• **TASK**: Return every record below exactly as written, but leave out the pictures.

BEGIN

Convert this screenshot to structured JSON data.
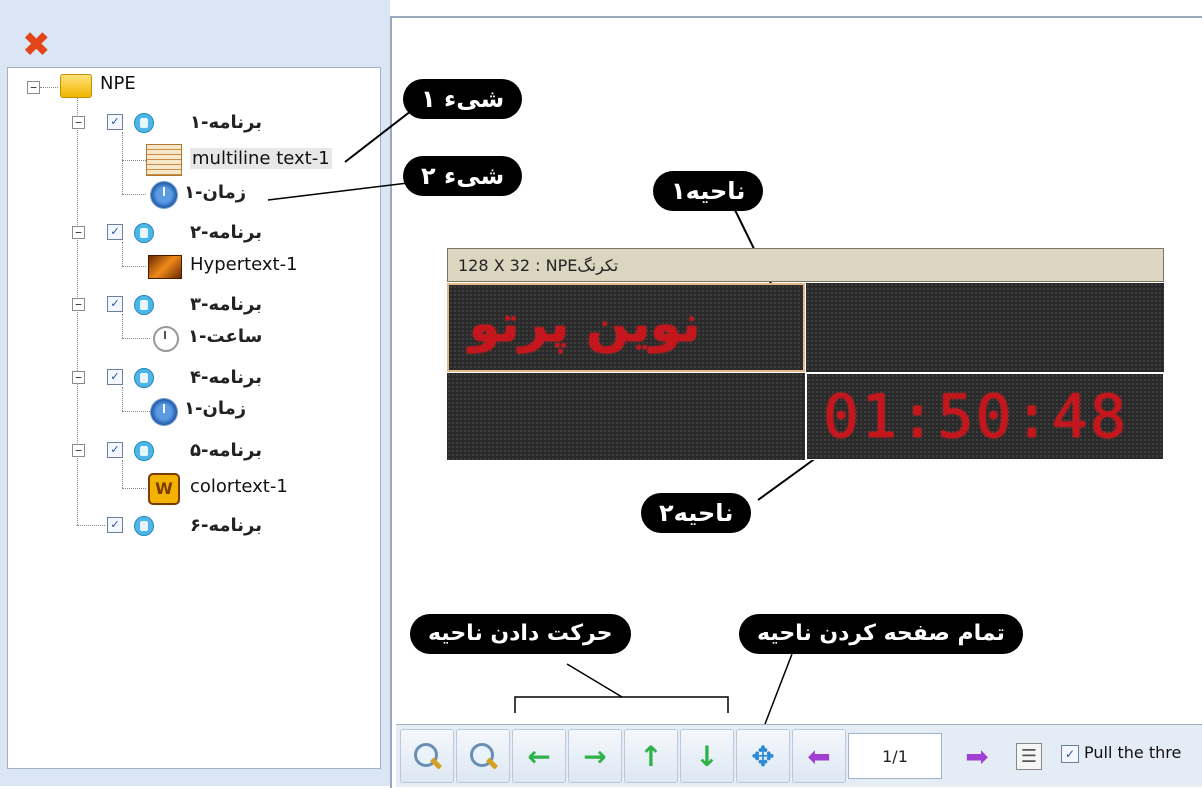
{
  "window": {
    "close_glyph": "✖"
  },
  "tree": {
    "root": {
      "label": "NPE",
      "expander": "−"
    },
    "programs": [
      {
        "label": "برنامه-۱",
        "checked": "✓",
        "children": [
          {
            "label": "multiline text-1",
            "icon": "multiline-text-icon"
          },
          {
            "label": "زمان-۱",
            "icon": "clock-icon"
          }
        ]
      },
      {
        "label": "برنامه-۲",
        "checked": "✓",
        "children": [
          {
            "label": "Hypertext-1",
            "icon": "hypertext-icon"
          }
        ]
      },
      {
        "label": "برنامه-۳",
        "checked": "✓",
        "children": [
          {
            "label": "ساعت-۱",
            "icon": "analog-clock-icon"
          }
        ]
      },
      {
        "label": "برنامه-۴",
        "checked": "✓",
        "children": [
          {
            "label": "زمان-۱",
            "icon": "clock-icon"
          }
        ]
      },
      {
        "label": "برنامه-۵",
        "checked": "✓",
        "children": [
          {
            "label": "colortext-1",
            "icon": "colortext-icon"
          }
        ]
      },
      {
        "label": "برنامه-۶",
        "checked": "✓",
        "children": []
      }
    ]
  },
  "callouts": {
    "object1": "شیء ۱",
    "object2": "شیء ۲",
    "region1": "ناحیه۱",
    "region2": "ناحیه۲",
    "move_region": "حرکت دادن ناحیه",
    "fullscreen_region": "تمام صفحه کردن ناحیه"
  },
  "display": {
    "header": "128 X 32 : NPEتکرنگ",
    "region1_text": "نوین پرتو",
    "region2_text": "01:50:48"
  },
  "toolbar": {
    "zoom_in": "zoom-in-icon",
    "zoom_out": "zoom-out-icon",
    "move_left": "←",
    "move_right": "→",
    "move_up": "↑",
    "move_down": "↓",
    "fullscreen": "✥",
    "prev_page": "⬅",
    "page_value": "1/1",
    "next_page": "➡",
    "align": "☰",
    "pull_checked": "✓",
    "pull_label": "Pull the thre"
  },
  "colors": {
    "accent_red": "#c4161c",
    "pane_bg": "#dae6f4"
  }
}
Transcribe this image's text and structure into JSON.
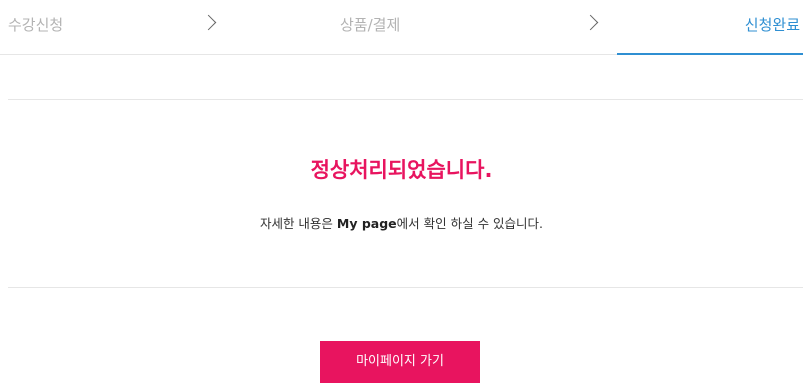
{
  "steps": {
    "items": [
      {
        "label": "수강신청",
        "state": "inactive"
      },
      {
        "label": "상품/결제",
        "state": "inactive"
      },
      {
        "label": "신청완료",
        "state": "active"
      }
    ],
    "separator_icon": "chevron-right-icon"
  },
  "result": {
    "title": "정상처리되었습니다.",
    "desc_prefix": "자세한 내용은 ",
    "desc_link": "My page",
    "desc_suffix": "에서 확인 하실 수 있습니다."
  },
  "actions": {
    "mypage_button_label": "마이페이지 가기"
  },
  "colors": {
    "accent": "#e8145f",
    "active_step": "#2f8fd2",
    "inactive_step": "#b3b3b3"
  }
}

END

• **EXERCISE SOLUTION**:
Convert this screenshot to structured JSON data.
{
  "window": {
    "close_glyph": "✖"
  },
  "tree": {
    "root": {
      "label": "NPE",
      "expander": "−"
    },
    "programs": [
      {
        "label": "برنامه-۱",
        "checked": "✓",
        "children": [
          {
            "label": "multiline text-1",
            "icon": "multiline-text-icon"
          },
          {
            "label": "زمان-۱",
            "icon": "clock-icon"
          }
        ]
      },
      {
        "label": "برنامه-۲",
        "checked": "✓",
        "children": [
          {
            "label": "Hypertext-1",
            "icon": "hypertext-icon"
          }
        ]
      },
      {
        "label": "برنامه-۳",
        "checked": "✓",
        "children": [
          {
            "label": "ساعت-۱",
            "icon": "analog-clock-icon"
          }
        ]
      },
      {
        "label": "برنامه-۴",
        "checked": "✓",
        "children": [
          {
            "label": "زمان-۱",
            "icon": "clock-icon"
          }
        ]
      },
      {
        "label": "برنامه-۵",
        "checked": "✓",
        "children": [
          {
            "label": "colortext-1",
            "icon": "colortext-icon"
          }
        ]
      },
      {
        "label": "برنامه-۶",
        "checked": "✓",
        "children": []
      }
    ]
  },
  "callouts": {
    "object1": "شیء ۱",
    "object2": "شیء ۲",
    "region1": "ناحیه۱",
    "region2": "ناحیه۲",
    "move_region": "حرکت دادن ناحیه",
    "fullscreen_region": "تمام صفحه کردن ناحیه"
  },
  "display": {
    "header": "128 X 32 : NPEتکرنگ",
    "region1_text": "نوین پرتو",
    "region2_text": "01:50:48"
  },
  "toolbar": {
    "zoom_in": "zoom-in-icon",
    "zoom_out": "zoom-out-icon",
    "move_left": "←",
    "move_right": "→",
    "move_up": "↑",
    "move_down": "↓",
    "fullscreen": "✥",
    "prev_page": "⬅",
    "page_value": "1/1",
    "next_page": "➡",
    "align": "☰",
    "pull_checked": "✓",
    "pull_label": "Pull the thre"
  },
  "colors": {
    "accent_red": "#c4161c",
    "pane_bg": "#dae6f4"
  }
}
Transcribe this image's text and structure into JSON.
{
  "steps": {
    "items": [
      {
        "label": "수강신청",
        "state": "inactive"
      },
      {
        "label": "상품/결제",
        "state": "inactive"
      },
      {
        "label": "신청완료",
        "state": "active"
      }
    ],
    "separator_icon": "chevron-right-icon"
  },
  "result": {
    "title": "정상처리되었습니다.",
    "desc_prefix": "자세한 내용은 ",
    "desc_link": "My page",
    "desc_suffix": "에서 확인 하실 수 있습니다."
  },
  "actions": {
    "mypage_button_label": "마이페이지 가기"
  },
  "colors": {
    "accent": "#e8145f",
    "active_step": "#2f8fd2",
    "inactive_step": "#b3b3b3"
  }
}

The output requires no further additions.